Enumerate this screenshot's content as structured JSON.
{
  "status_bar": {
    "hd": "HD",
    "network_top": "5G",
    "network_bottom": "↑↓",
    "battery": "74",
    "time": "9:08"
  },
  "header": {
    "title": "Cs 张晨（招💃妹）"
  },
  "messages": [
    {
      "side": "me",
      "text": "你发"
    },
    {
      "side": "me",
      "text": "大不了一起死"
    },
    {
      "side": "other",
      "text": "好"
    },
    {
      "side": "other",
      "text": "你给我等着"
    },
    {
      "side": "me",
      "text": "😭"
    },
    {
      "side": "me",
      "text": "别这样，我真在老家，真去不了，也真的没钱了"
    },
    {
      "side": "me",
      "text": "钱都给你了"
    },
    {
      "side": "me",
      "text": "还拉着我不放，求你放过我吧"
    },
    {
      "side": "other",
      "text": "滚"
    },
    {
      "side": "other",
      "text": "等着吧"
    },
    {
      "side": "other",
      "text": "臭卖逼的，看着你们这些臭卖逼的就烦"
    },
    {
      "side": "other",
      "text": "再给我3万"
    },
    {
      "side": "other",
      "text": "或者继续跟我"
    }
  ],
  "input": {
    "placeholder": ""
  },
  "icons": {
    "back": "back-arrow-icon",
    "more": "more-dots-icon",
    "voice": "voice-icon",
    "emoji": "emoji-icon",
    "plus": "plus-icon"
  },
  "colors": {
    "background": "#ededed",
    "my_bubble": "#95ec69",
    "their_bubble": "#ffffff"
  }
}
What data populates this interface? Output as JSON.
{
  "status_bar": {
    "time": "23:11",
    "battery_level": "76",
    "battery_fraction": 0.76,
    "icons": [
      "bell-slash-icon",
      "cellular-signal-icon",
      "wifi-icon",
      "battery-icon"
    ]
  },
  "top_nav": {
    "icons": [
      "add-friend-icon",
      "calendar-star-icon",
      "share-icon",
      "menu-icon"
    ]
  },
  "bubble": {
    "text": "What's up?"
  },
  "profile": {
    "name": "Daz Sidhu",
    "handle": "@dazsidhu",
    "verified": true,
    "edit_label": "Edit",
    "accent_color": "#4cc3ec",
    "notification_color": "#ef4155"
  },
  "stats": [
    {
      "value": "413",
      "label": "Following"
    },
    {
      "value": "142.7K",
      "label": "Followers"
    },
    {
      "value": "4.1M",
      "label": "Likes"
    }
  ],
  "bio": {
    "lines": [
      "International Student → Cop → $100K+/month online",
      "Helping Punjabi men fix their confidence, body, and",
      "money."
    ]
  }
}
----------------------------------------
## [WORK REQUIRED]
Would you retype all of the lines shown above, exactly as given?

## [SOLUTION TO THE PROBLEM]
Enumerate this screenshot's content as structured JSON.
{
  "status_bar": {
    "hd": "HD",
    "network_top": "5G",
    "network_bottom": "↑↓",
    "battery": "74",
    "time": "9:08"
  },
  "header": {
    "title": "Cs 张晨（招💃妹）"
  },
  "messages": [
    {
      "side": "me",
      "text": "你发"
    },
    {
      "side": "me",
      "text": "大不了一起死"
    },
    {
      "side": "other",
      "text": "好"
    },
    {
      "side": "other",
      "text": "你给我等着"
    },
    {
      "side": "me",
      "text": "😭"
    },
    {
      "side": "me",
      "text": "别这样，我真在老家，真去不了，也真的没钱了"
    },
    {
      "side": "me",
      "text": "钱都给你了"
    },
    {
      "side": "me",
      "text": "还拉着我不放，求你放过我吧"
    },
    {
      "side": "other",
      "text": "滚"
    },
    {
      "side": "other",
      "text": "等着吧"
    },
    {
      "side": "other",
      "text": "臭卖逼的，看着你们这些臭卖逼的就烦"
    },
    {
      "side": "other",
      "text": "再给我3万"
    },
    {
      "side": "other",
      "text": "或者继续跟我"
    }
  ],
  "input": {
    "placeholder": ""
  },
  "icons": {
    "back": "back-arrow-icon",
    "more": "more-dots-icon",
    "voice": "voice-icon",
    "emoji": "emoji-icon",
    "plus": "plus-icon"
  },
  "colors": {
    "background": "#ededed",
    "my_bubble": "#95ec69",
    "their_bubble": "#ffffff"
  }
}
What data populates this interface? Output as JSON.
{
  "status_bar": {
    "time": "23:11",
    "battery_level": "76",
    "battery_fraction": 0.76,
    "icons": [
      "bell-slash-icon",
      "cellular-signal-icon",
      "wifi-icon",
      "battery-icon"
    ]
  },
  "top_nav": {
    "icons": [
      "add-friend-icon",
      "calendar-star-icon",
      "share-icon",
      "menu-icon"
    ]
  },
  "bubble": {
    "text": "What's up?"
  },
  "profile": {
    "name": "Daz Sidhu",
    "handle": "@dazsidhu",
    "verified": true,
    "edit_label": "Edit",
    "accent_color": "#4cc3ec",
    "notification_color": "#ef4155"
  },
  "stats": [
    {
      "value": "413",
      "label": "Following"
    },
    {
      "value": "142.7K",
      "label": "Followers"
    },
    {
      "value": "4.1M",
      "label": "Likes"
    }
  ],
  "bio": {
    "lines": [
      "International Student → Cop → $100K+/month online",
      "Helping Punjabi men fix their confidence, body, and",
      "money."
    ]
  }
}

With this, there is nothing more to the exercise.